Kilar says in his departure post / email:

We have grown from a few hundred thousand in revenue in 2007 to generating almost $700 million in revenue in 2012 alone. We have created a video subscription service that is growing unusually fast, adding over 200K new subscribers in the past 7 days alone (a new record). We have proudly generated over $1 Billion for our content partners since we excitedly entered private beta in October 2007. Our video advertising service delivers world-class results and sets the pace for the industry. We have authored scores of inventions along the way.

YouTube Expands ‘Send to TV’ and Other Trends at CES

The 2013 Consumer Electronics Show is only a few days away and that means we’ll soon get a sneak peak at future of technology. There are rumors about 110 inch screens and new shapes for TVs. Dozens of new smartphones will be revealed, maybe even one with a screen you can bend! So cool – but why?

YouTube says they’ll be expanding their Send to TV option. I’m I the only person who didn’t know they had this?

To use the system right now, you need an Android phone and a Google TV. You navigate to the video you want to watch then click the TV button on the app. Zap, the video appears on your TV. You can then use your mobile phone as a remote control to pause, go forward and back, etc. You can also create a queue so the next video will begin playing on your TV as soon as the other one stops. Nifty.

Whodunnit? Hawaii Five-O Asks Fans to Choose the Ending in Real Time

Kapu (Forbidden)Interactive TV is something we’ve been talking about long before tablets and smartphones arrived in the home. My first marketing gig was with a company working on a remote control that allowed viewers to bookmark content related to the show they were watching. It was a multi-step, cumbersome process but at the time, it was the ultimate in TV interaction.

We have come so far, so fast.
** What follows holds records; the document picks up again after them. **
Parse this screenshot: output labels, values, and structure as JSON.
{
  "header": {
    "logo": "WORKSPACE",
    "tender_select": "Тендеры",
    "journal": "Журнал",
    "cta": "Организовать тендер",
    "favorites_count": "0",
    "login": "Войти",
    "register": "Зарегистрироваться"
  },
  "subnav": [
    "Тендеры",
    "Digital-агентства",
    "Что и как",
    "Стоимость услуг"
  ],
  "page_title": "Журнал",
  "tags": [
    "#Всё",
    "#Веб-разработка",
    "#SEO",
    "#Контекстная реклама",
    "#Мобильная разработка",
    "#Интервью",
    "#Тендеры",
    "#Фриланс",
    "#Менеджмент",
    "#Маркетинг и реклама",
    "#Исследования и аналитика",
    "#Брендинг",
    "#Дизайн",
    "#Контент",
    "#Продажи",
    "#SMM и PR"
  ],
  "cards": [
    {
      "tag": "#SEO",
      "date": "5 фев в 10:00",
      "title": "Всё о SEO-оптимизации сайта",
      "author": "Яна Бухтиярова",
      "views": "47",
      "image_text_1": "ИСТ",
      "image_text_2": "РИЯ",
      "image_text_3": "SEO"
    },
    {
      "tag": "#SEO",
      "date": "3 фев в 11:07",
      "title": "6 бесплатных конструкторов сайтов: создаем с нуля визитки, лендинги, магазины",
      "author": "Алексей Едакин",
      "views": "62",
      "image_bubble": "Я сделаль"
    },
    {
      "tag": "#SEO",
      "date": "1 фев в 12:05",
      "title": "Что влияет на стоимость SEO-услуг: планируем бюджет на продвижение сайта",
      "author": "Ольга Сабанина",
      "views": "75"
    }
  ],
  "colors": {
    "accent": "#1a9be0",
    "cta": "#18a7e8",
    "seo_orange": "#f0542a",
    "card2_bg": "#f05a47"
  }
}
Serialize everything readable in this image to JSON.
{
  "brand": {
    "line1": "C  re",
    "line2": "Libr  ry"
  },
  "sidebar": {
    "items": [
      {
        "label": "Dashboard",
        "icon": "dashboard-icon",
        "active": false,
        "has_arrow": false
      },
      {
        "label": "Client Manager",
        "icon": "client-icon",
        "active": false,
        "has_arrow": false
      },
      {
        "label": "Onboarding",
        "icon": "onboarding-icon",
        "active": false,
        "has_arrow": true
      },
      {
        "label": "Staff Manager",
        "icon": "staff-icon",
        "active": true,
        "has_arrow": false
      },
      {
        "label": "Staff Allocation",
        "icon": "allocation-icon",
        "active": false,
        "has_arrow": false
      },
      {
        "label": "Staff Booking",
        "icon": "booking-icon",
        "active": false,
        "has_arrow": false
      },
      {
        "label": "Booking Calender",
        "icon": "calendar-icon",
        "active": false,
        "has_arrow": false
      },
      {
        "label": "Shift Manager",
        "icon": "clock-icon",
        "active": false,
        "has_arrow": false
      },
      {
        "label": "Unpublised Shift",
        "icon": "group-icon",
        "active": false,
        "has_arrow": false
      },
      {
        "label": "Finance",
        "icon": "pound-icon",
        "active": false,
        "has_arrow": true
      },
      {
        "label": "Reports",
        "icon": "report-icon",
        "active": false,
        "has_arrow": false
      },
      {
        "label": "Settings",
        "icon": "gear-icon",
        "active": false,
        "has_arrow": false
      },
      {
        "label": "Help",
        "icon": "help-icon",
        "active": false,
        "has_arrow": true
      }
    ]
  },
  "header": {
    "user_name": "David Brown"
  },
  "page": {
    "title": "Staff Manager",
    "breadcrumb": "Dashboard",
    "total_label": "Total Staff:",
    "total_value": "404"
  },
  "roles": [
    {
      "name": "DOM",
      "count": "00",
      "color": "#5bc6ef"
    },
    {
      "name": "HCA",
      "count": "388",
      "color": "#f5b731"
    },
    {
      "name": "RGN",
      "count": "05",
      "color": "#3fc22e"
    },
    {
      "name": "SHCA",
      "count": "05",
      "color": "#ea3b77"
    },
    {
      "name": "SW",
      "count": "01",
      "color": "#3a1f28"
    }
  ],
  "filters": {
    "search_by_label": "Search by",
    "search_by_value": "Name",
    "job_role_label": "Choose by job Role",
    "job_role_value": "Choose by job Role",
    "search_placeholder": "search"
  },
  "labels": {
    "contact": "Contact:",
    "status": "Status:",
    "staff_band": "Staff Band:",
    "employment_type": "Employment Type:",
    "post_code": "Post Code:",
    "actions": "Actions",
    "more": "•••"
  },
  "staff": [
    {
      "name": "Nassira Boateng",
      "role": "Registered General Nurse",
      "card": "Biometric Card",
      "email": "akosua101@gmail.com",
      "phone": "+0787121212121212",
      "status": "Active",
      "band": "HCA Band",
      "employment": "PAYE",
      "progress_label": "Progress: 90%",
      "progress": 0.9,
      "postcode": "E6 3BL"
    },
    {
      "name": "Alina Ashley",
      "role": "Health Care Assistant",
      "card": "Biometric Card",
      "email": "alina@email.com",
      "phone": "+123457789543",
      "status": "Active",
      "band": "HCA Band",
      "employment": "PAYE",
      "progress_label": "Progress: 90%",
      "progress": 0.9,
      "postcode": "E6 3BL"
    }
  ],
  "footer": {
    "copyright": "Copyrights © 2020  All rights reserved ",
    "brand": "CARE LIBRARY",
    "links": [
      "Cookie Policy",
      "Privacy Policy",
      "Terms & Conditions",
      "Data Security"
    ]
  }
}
On January 14, CBS will make TV history with the first, truly interactive episode of Hawaii Five-O. A college professor is found murdered and there are three suspects; his boss, his teaching assistant and a student who he busted for cheating. Which one did it? Depends on who the viewers pick.